### [WHAT IS EXPECTED]
Repeat the listing exactly. Pictures stay out of your copy.

### [MATERIAL TO PROCESS]
========
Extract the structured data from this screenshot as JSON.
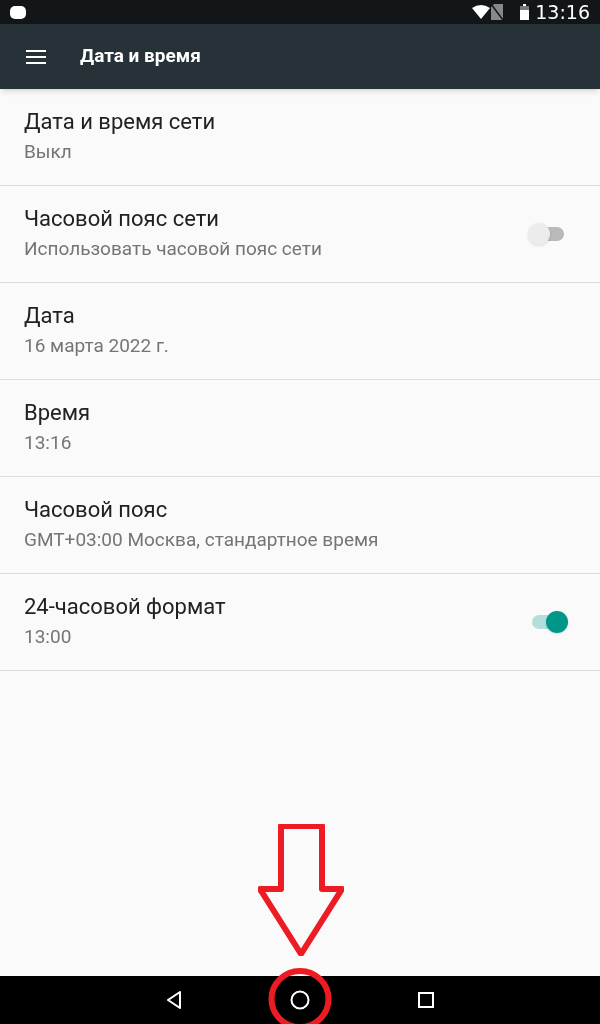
{
  "status_bar": {
    "time": "13:16"
  },
  "toolbar": {
    "title": "Дата и время"
  },
  "settings": [
    {
      "kind": "plain",
      "title": "Дата и время сети",
      "summary": "Выкл"
    },
    {
      "kind": "switch",
      "title": "Часовой пояс сети",
      "summary": "Использовать часовой пояс сети",
      "on": false
    },
    {
      "kind": "plain",
      "title": "Дата",
      "summary": "16 марта 2022 г."
    },
    {
      "kind": "plain",
      "title": "Время",
      "summary": "13:16"
    },
    {
      "kind": "plain",
      "title": "Часовой пояс",
      "summary": "GMT+03:00 Москва, стандартное время"
    },
    {
      "kind": "switch",
      "title": "24-часовой формат",
      "summary": "13:00",
      "on": true
    }
  ]
}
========
### [WORKED SOLUTION]
Extract the structured data from this screenshot as JSON.
{
  "status_bar": {
    "time": "13:16"
  },
  "toolbar": {
    "title": "Дата и время"
  },
  "settings": [
    {
      "kind": "plain",
      "title": "Дата и время сети",
      "summary": "Выкл"
    },
    {
      "kind": "switch",
      "title": "Часовой пояс сети",
      "summary": "Использовать часовой пояс сети",
      "on": false
    },
    {
      "kind": "plain",
      "title": "Дата",
      "summary": "16 марта 2022 г."
    },
    {
      "kind": "plain",
      "title": "Время",
      "summary": "13:16"
    },
    {
      "kind": "plain",
      "title": "Часовой пояс",
      "summary": "GMT+03:00 Москва, стандартное время"
    },
    {
      "kind": "switch",
      "title": "24-часовой формат",
      "summary": "13:00",
      "on": true
    }
  ]
}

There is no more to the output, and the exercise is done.